So, bat hides all day in the 1" gap between the bathroom cabinet and the wall. We don't know this. Bat waits until about 1:00 a.m., after the lovely A_______ has finished grading papers and come to bed and turned the lights out, and then scritchy-flutters out of his crack and into the bedroom, where he flies mad loops around the ceiling, one end to the other. Bat is bigger, seems to me, than your standard brown bat. About the size of a pterodactyl, in fact. So the lovely A_______ trots downstairs, more or less to hide; very sensible, given her condition. I watch bat for a minute, hoping he'll land. He does, perching on the top of the window molding where he can keep an eye on me. He looks like a miniature gargoyle up there, all ears and weird, backwards elbows. I go downstairs to get gloves and something to catch him in: a pillowcase.

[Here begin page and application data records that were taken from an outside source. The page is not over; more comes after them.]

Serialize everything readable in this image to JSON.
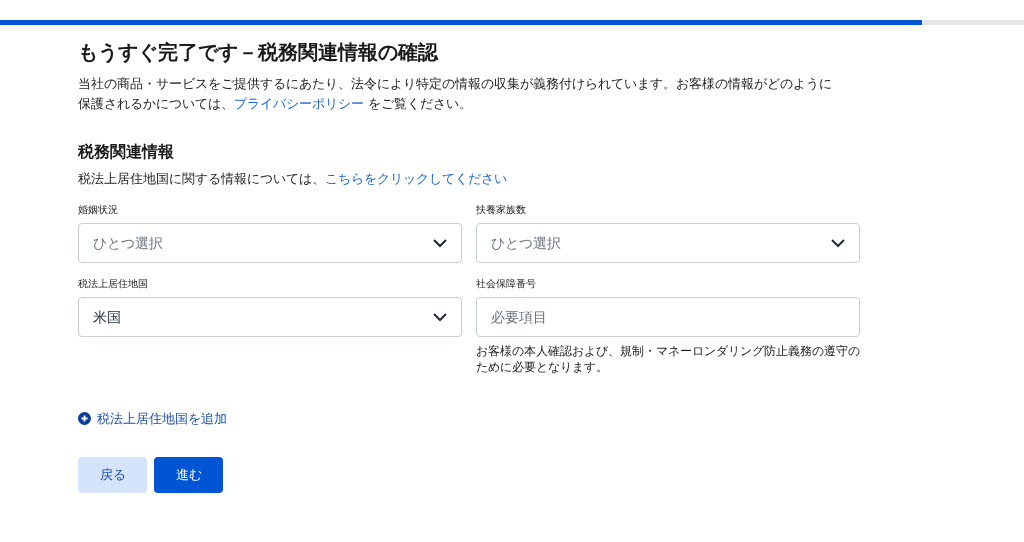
{
  "progress": {
    "level": 0.9
  },
  "title": "もうすぐ完了です－税務関連情報の確認",
  "intro": {
    "before": "当社の商品・サービスをご提供するにあたり、法令により特定の情報の収集が義務付けられています。お客様の情報がどのように保護されるかについては、",
    "link": "プライバシーポリシー",
    "after": " をご覧ください。"
  },
  "section": {
    "heading": "税務関連情報",
    "note": {
      "before": "税法上居住地国に関する情報については、",
      "link": "こちらをクリックしてください"
    }
  },
  "fields": [
    {
      "label": "婚姻状況",
      "kind": "select",
      "placeholder": "ひとつ選択"
    },
    {
      "label": "扶養家族数",
      "kind": "select",
      "placeholder": "ひとつ選択"
    },
    {
      "label": "税法上居住地国",
      "kind": "select",
      "value": "米国"
    },
    {
      "label": "社会保障番号",
      "kind": "input",
      "placeholder": "必要項目",
      "help": "お客様の本人確認および、規制・マネーロンダリング防止義務の遵守のために必要となります。"
    }
  ],
  "add_link": "税法上居住地国を追加",
  "buttons": [
    {
      "label": "戻る",
      "kind": "secondary"
    },
    {
      "label": "進む",
      "kind": "primary"
    }
  ]
}
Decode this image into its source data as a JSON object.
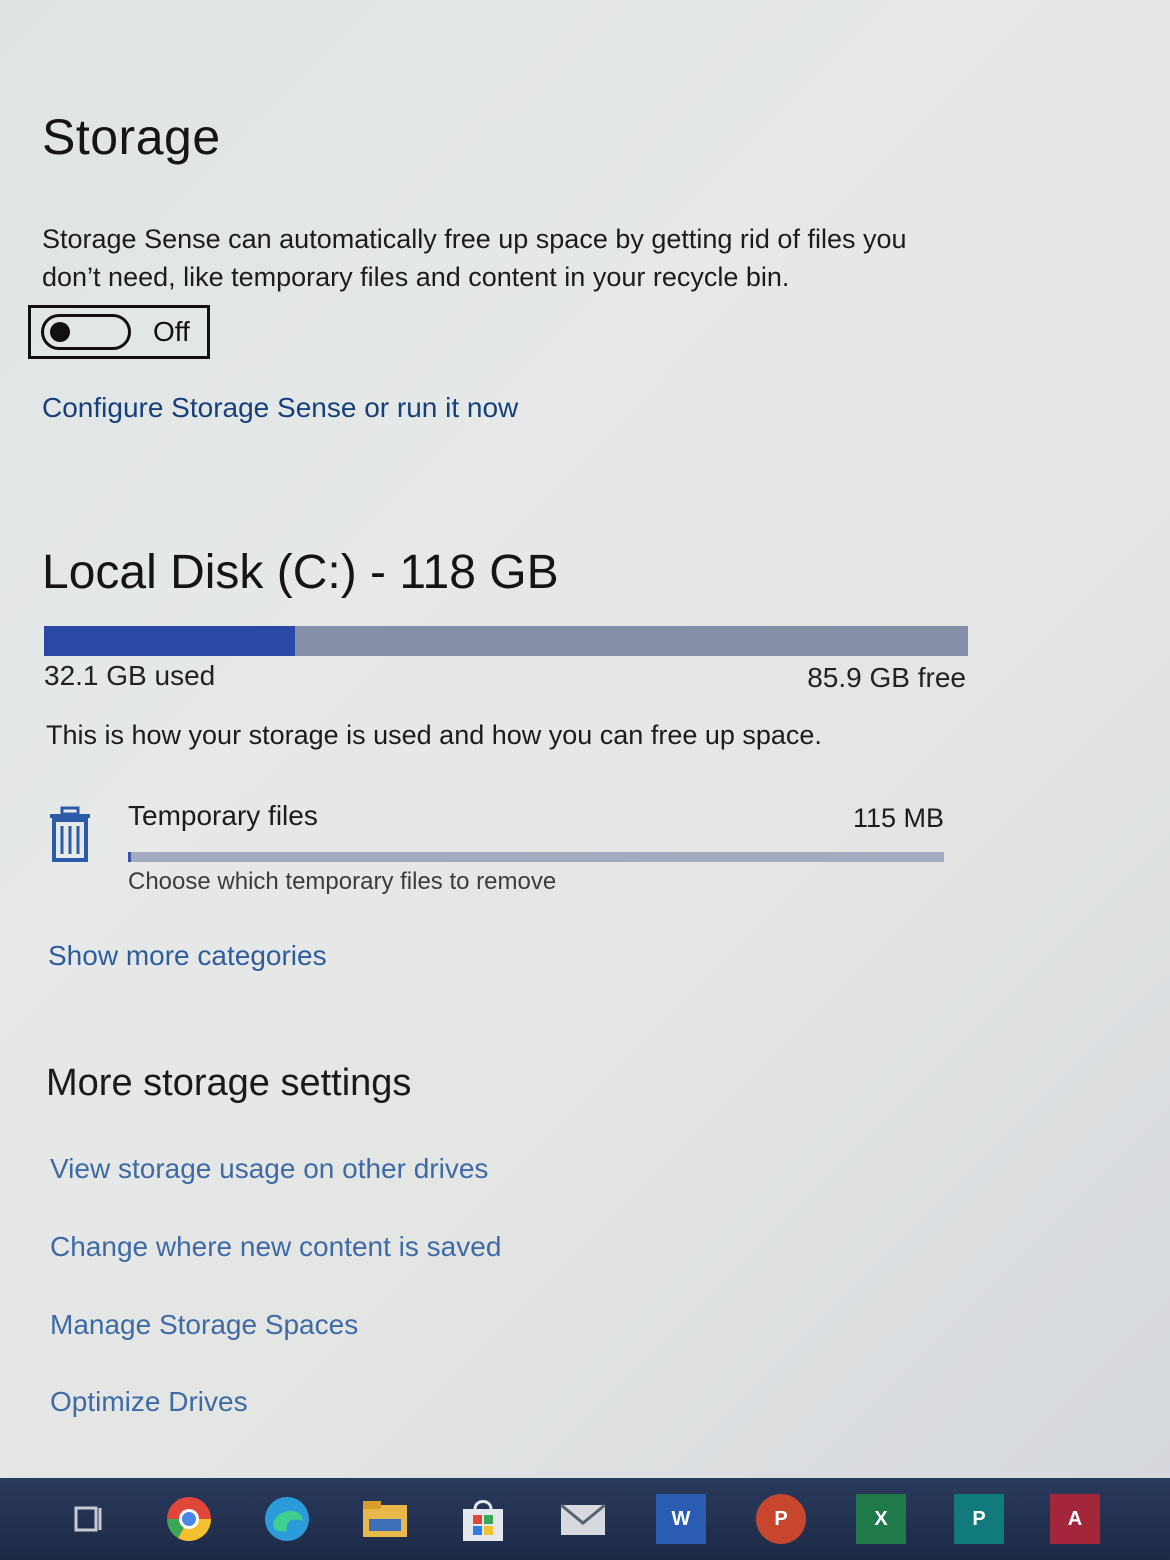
{
  "storage": {
    "title": "Storage",
    "description": "Storage Sense can automatically free up space by getting rid of files you don’t need, like temporary files and content in your recycle bin.",
    "toggle_state": "Off",
    "configure_link": "Configure Storage Sense or run it now"
  },
  "disk": {
    "title": "Local Disk (C:) - 118 GB",
    "used_label": "32.1 GB used",
    "free_label": "85.9 GB free",
    "used_fraction": 0.272,
    "info_text": "This is how your storage is used and how you can free up space."
  },
  "categories": [
    {
      "name": "Temporary files",
      "size": "115 MB",
      "description": "Choose which temporary files to remove",
      "icon": "trash-icon",
      "fill_fraction": 0.0
    }
  ],
  "show_more_link": "Show more categories",
  "more_settings": {
    "title": "More storage settings",
    "links": [
      "View storage usage on other drives",
      "Change where new content is saved",
      "Manage Storage Spaces",
      "Optimize Drives"
    ]
  },
  "taskbar": {
    "items": [
      {
        "name": "task-view-icon"
      },
      {
        "name": "chrome-icon"
      },
      {
        "name": "edge-icon"
      },
      {
        "name": "file-explorer-icon"
      },
      {
        "name": "store-icon"
      },
      {
        "name": "mail-icon"
      },
      {
        "name": "word-icon",
        "letter": "W"
      },
      {
        "name": "powerpoint-icon",
        "letter": "P"
      },
      {
        "name": "excel-icon",
        "letter": "X"
      },
      {
        "name": "publisher-icon",
        "letter": "P"
      },
      {
        "name": "access-icon",
        "letter": "A"
      }
    ]
  },
  "colors": {
    "link": "#1f4e8c",
    "disk_used": "#2a49a6",
    "disk_free": "#858fa8"
  }
}
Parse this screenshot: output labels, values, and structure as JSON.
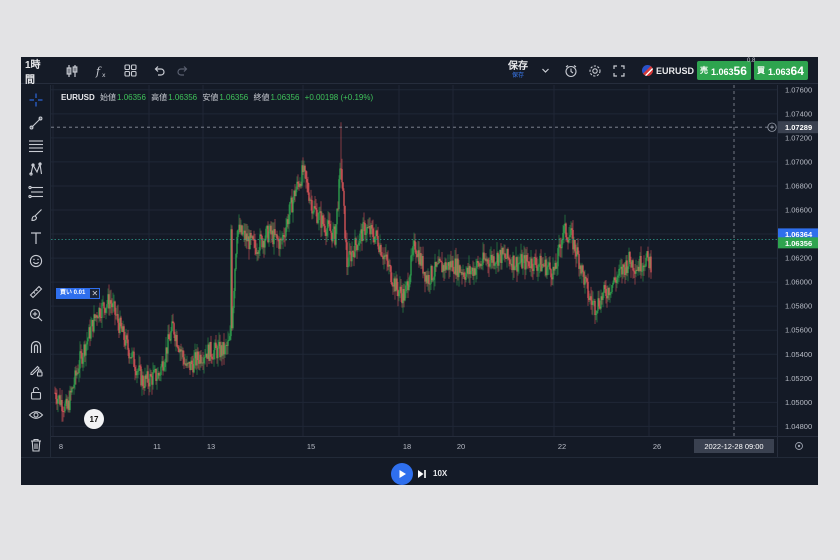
{
  "toolbar": {
    "interval": "1時間",
    "save_label": "保存",
    "save_sublabel": "保存",
    "icons": [
      "candles-icon",
      "indicators-fx-icon",
      "layout-grid-icon",
      "undo-icon",
      "redo-icon",
      "chevron-down-icon",
      "alert-clock-icon",
      "settings-gear-icon",
      "fullscreen-icon"
    ]
  },
  "symbol": {
    "name": "EURUSD"
  },
  "trade": {
    "sell_label": "売",
    "sell_price_main": "1.063",
    "sell_price_big": "56",
    "buy_label": "買",
    "buy_price_main": "1.063",
    "buy_price_big": "64",
    "spread": "0.8"
  },
  "left_tools": [
    "crosshair-icon",
    "trend-line-icon",
    "parallel-lines-icon",
    "pattern-icon",
    "fib-icon",
    "brush-icon",
    "text-icon",
    "emoji-icon",
    "ruler-icon",
    "zoom-in-icon",
    "magnet-icon",
    "lock-pencil-icon",
    "unlock-icon",
    "eye-icon",
    "trash-icon"
  ],
  "legend": {
    "symbol": "EURUSD",
    "open_label": "始値",
    "open": "1.06356",
    "high_label": "高値",
    "high": "1.06356",
    "low_label": "安値",
    "low": "1.06356",
    "close_label": "終値",
    "close": "1.06356",
    "change": "+0.00198 (+0.19%)"
  },
  "order_tag": {
    "label": "買い 0.01",
    "close": "✕"
  },
  "crosshair": {
    "price": "1.07289",
    "date": "2022-12-28  09:00"
  },
  "price_labels": {
    "ask": "1.06364",
    "bid": "1.06356"
  },
  "watermark": "17",
  "playback": {
    "speed": "10X"
  },
  "colors": {
    "up": "#2fa84f",
    "down": "#e2575a",
    "accent": "#2f6fed",
    "background": "#141a26"
  },
  "chart_data": {
    "type": "candlestick",
    "y_ticks": [
      1.076,
      1.074,
      1.072,
      1.07,
      1.068,
      1.066,
      1.064,
      1.062,
      1.06,
      1.058,
      1.056,
      1.054,
      1.052,
      1.05,
      1.048
    ],
    "y_tick_labels": [
      "1.07600",
      "1.07400",
      "1.07200",
      "1.07000",
      "1.06800",
      "1.06600",
      "1.06400",
      "1.06200",
      "1.06000",
      "1.05800",
      "1.05600",
      "1.05400",
      "1.05200",
      "1.05000",
      "1.04800"
    ],
    "ylim": [
      1.0472,
      1.0764
    ],
    "x_ticks": [
      "8",
      "11",
      "13",
      "15",
      "18",
      "20",
      "22",
      "26"
    ],
    "current_bid": 1.06356,
    "current_ask": 1.06364,
    "crosshair_price": 1.07289,
    "path": [
      [
        0,
        1.0508
      ],
      [
        12,
        1.0494
      ],
      [
        25,
        1.0535
      ],
      [
        42,
        1.0575
      ],
      [
        55,
        1.0585
      ],
      [
        72,
        1.0547
      ],
      [
        88,
        1.0517
      ],
      [
        104,
        1.0523
      ],
      [
        118,
        1.0563
      ],
      [
        132,
        1.0528
      ],
      [
        150,
        1.0542
      ],
      [
        170,
        1.0543
      ],
      [
        176,
        1.0552
      ],
      [
        182,
        1.0644
      ],
      [
        200,
        1.0629
      ],
      [
        214,
        1.0641
      ],
      [
        226,
        1.0632
      ],
      [
        240,
        1.0675
      ],
      [
        248,
        1.0692
      ],
      [
        258,
        1.0662
      ],
      [
        268,
        1.0649
      ],
      [
        280,
        1.0638
      ],
      [
        286,
        1.0698
      ],
      [
        292,
        1.0615
      ],
      [
        298,
        1.0627
      ],
      [
        310,
        1.0645
      ],
      [
        322,
        1.0637
      ],
      [
        342,
        1.0594
      ],
      [
        350,
        1.0588
      ],
      [
        360,
        1.0632
      ],
      [
        372,
        1.0603
      ],
      [
        384,
        1.0612
      ],
      [
        398,
        1.0615
      ],
      [
        412,
        1.0607
      ],
      [
        430,
        1.0618
      ],
      [
        446,
        1.0622
      ],
      [
        462,
        1.0616
      ],
      [
        476,
        1.0617
      ],
      [
        492,
        1.0613
      ],
      [
        500,
        1.0608
      ],
      [
        508,
        1.0643
      ],
      [
        516,
        1.0638
      ],
      [
        524,
        1.0619
      ],
      [
        534,
        1.0587
      ],
      [
        540,
        1.058
      ],
      [
        552,
        1.0593
      ],
      [
        566,
        1.0608
      ],
      [
        574,
        1.0618
      ],
      [
        582,
        1.0613
      ],
      [
        590,
        1.0619
      ],
      [
        596,
        1.0616
      ]
    ]
  }
}
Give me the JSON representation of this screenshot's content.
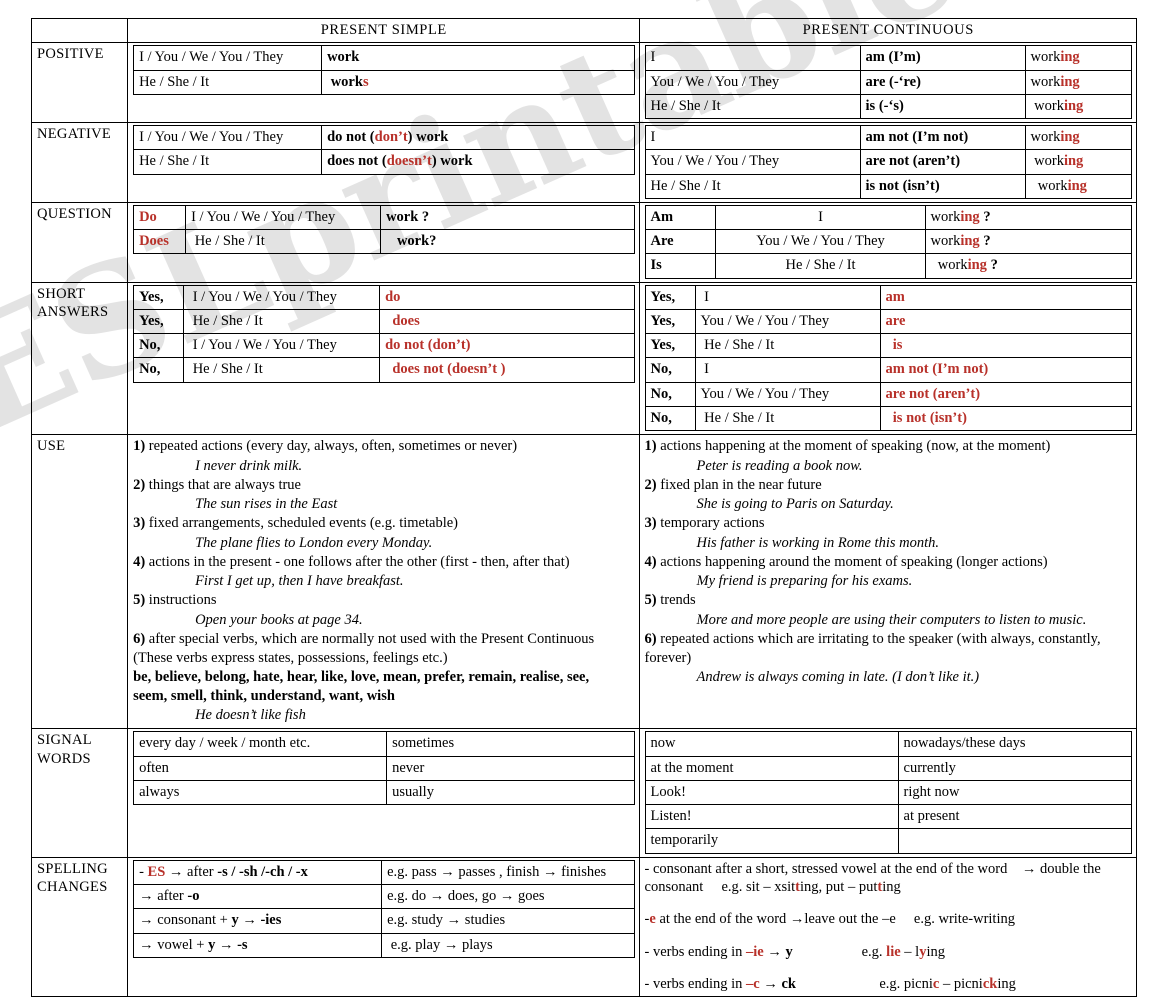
{
  "watermark": "ESLprintables.com",
  "accent_red": "#b8312a",
  "table": {
    "header": {
      "label": "",
      "present_simple": "PRESENT SIMPLE",
      "present_continuous": "PRESENT CONTINUOUS"
    },
    "rows": {
      "positive": {
        "label": "POSITIVE",
        "present_simple": [
          {
            "subject": "I / You / We / You / They",
            "form_plain": "work",
            "form_red": ""
          },
          {
            "subject": "He / She / It",
            "form_plain": "work",
            "form_red": "s"
          }
        ],
        "present_continuous": [
          {
            "subject": "I",
            "aux": "am (I’m)",
            "verb_plain": "work",
            "verb_red": "ing"
          },
          {
            "subject": "You / We / You / They",
            "aux": "are (-‘re)",
            "verb_plain": "work",
            "verb_red": "ing"
          },
          {
            "subject": "He / She / It",
            "aux": "is    (-‘s)",
            "verb_plain": "work",
            "verb_red": "ing"
          }
        ]
      },
      "negative": {
        "label": "NEGATIVE",
        "present_simple": [
          {
            "subject": "I / You / We / You / They",
            "pre": "do not (",
            "red": "don’t",
            "post": ") work"
          },
          {
            "subject": "He / She / It",
            "pre": "does not (",
            "red": "doesn’t",
            "post": ") work"
          }
        ],
        "present_continuous": [
          {
            "subject": "I",
            "aux": "am not (I’m not)",
            "verb_plain": "work",
            "verb_red": "ing"
          },
          {
            "subject": "You / We / You / They",
            "aux": "are not (aren’t)",
            "verb_plain": "work",
            "verb_red": "ing"
          },
          {
            "subject": "He / She / It",
            "aux": "is not (isn’t)",
            "verb_plain": "work",
            "verb_red": "ing"
          }
        ]
      },
      "question": {
        "label": "QUESTION",
        "present_simple": [
          {
            "aux_red": "Do",
            "subject": "I / You / We / You / They",
            "verb": "work ?"
          },
          {
            "aux_red": "Does",
            "subject": "He / She / It",
            "verb": "work?"
          }
        ],
        "present_continuous": [
          {
            "aux": "Am",
            "subject": "I",
            "verb_plain": "work",
            "verb_red": "ing",
            "tail": " ?"
          },
          {
            "aux": "Are",
            "subject": "You / We / You / They",
            "verb_plain": "work",
            "verb_red": "ing",
            "tail": " ?"
          },
          {
            "aux": "Is",
            "subject": "He / She / It",
            "verb_plain": "work",
            "verb_red": "ing",
            "tail": " ?"
          }
        ]
      },
      "short_answers": {
        "label_line1": "SHORT",
        "label_line2": "ANSWERS",
        "present_simple": [
          {
            "yesno": "Yes,",
            "subject": "I / You / We / You / They",
            "answer": "do"
          },
          {
            "yesno": "Yes,",
            "subject": "He / She / It",
            "answer": "does"
          },
          {
            "yesno": "No,",
            "subject": "I / You / We / You / They",
            "answer": "do not (don’t)"
          },
          {
            "yesno": "No,",
            "subject": "He / She / It",
            "answer": "does not (doesn’t )"
          }
        ],
        "present_continuous": [
          {
            "yesno": "Yes,",
            "subject": "I",
            "answer": "am"
          },
          {
            "yesno": "Yes,",
            "subject": "You / We / You / They",
            "answer": "are"
          },
          {
            "yesno": "Yes,",
            "subject": "He / She / It",
            "answer": "is"
          },
          {
            "yesno": "No,",
            "subject": "I",
            "answer": "am not (I’m not)"
          },
          {
            "yesno": "No,",
            "subject": "You / We / You / They",
            "answer": "are not (aren’t)"
          },
          {
            "yesno": "No,",
            "subject": "He / She / It",
            "answer": "is not (isn’t)"
          }
        ]
      },
      "use": {
        "label": "USE",
        "present_simple": [
          {
            "n": "1)",
            "text": " repeated actions  (every day, always, often, sometimes or never)",
            "example": "I never drink milk."
          },
          {
            "n": "2)",
            "text": " things that are always true",
            "example": "The sun rises in the East"
          },
          {
            "n": "3)",
            "text": " fixed arrangements, scheduled events (e.g. timetable)",
            "example": "The plane flies to London every Monday."
          },
          {
            "n": "4)",
            "text": " actions in the present - one follows after the other (first - then, after that)",
            "example": "First I get up, then I have breakfast."
          },
          {
            "n": "5)",
            "text": " instructions",
            "example": "Open your books at page 34."
          },
          {
            "n": "6)",
            "text": " after special verbs, which are normally not used with the Present Continuous",
            "text2": "(These verbs express states, possessions, feelings etc.)",
            "example": "He doesn’t like fish"
          }
        ],
        "present_simple_verbs_line1": "be, believe, belong, hate, hear, like, love, mean, prefer, remain, realise, see,",
        "present_simple_verbs_line2": "seem, smell, think, understand, want, wish",
        "present_continuous": [
          {
            "n": "1)",
            "text": " actions happening at the moment of speaking (now, at the moment)",
            "example": "Peter is reading a book now."
          },
          {
            "n": "2)",
            "text": " fixed plan in the near future",
            "example": "She is going to Paris on Saturday."
          },
          {
            "n": "3)",
            "text": " temporary actions",
            "example": "His father is working in Rome this month."
          },
          {
            "n": "4)",
            "text": " actions happening around the moment of speaking (longer actions)",
            "example": "My friend is preparing for his exams."
          },
          {
            "n": "5)",
            "text": " trends",
            "example": "More and more people are using their computers to listen to music."
          },
          {
            "n": "6)",
            "text": " repeated actions which are irritating to the speaker (with always, constantly,",
            "text2": "forever)",
            "example": "Andrew is always coming in late. (I don’t like it.)"
          }
        ]
      },
      "signal_words": {
        "label_line1": "SIGNAL",
        "label_line2": "WORDS",
        "present_simple": [
          {
            "a": "every day / week / month etc.",
            "b": "sometimes"
          },
          {
            "a": "often",
            "b": "never"
          },
          {
            "a": "always",
            "b": "usually"
          }
        ],
        "present_continuous": [
          {
            "a": "now",
            "b": "nowadays/these days"
          },
          {
            "a": "at the moment",
            "b": "currently"
          },
          {
            "a": "Look!",
            "b": "right now"
          },
          {
            "a": "Listen!",
            "b": "at present"
          },
          {
            "a": "temporarily",
            "b": ""
          }
        ]
      },
      "spelling_changes": {
        "label_line1": "SPELLING",
        "label_line2": "CHANGES",
        "present_simple": [
          {
            "dash": "- ",
            "red": "ES",
            "rule": " → after -s / -sh /-ch / -x",
            "example": "e.g. pass → passes , finish → finishes",
            "rule_bold_parts": "-s / -sh /-ch / -x"
          },
          {
            "dash": "",
            "red": "",
            "rule": "→ after -o",
            "example": "e.g. do → does, go → goes"
          },
          {
            "dash": "",
            "red": "",
            "rule": "→ consonant + y → -ies",
            "example": "e.g. study → studies"
          },
          {
            "dash": "",
            "red": "",
            "rule": "→ vowel + y → -s",
            "example": "e.g. play → plays"
          }
        ],
        "present_continuous": [
          {
            "rule": "- consonant after a short, stressed vowel at the end of the word",
            "arrow": "→ double the consonant",
            "example": "e.g. sit – sitting, put – putting"
          },
          {
            "rule": "-e at the end of the word →leave out the –e",
            "example": "e.g. write-writing"
          },
          {
            "rule": "- verbs ending in –ie → y",
            "example": "e.g. lie – lying"
          },
          {
            "rule": "- verbs ending in –c → ck",
            "example": "e.g. picnic – picnicking"
          }
        ]
      }
    }
  }
}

Back in the bedroom, it's obvious the pillowcase is useless: bat is up too high, the pillowcase opening's too small and floppy. I grab a towel and fling it at bat, hoping to knock him down. He orbits frantically around the room, doing these wobbly figure-eights. I pick up the towel and give it a good locker-room snap as bat flies past. A miracle occurs: I make good contact, bat's furry-leathery self splats against the wall and bounces onto the floor, stunned. Decent wingspan, as I said. I toss the towel over him before he can recover, scoop him up and hustle him outside, where I release him. He flutters out into the night, takes a hard left turn, and presumably flies right back to his nest in our eaves, along with fifty or sixty or so of his cousins. Did I mention the bat guy said they can't do much about a bat colony 'til spring?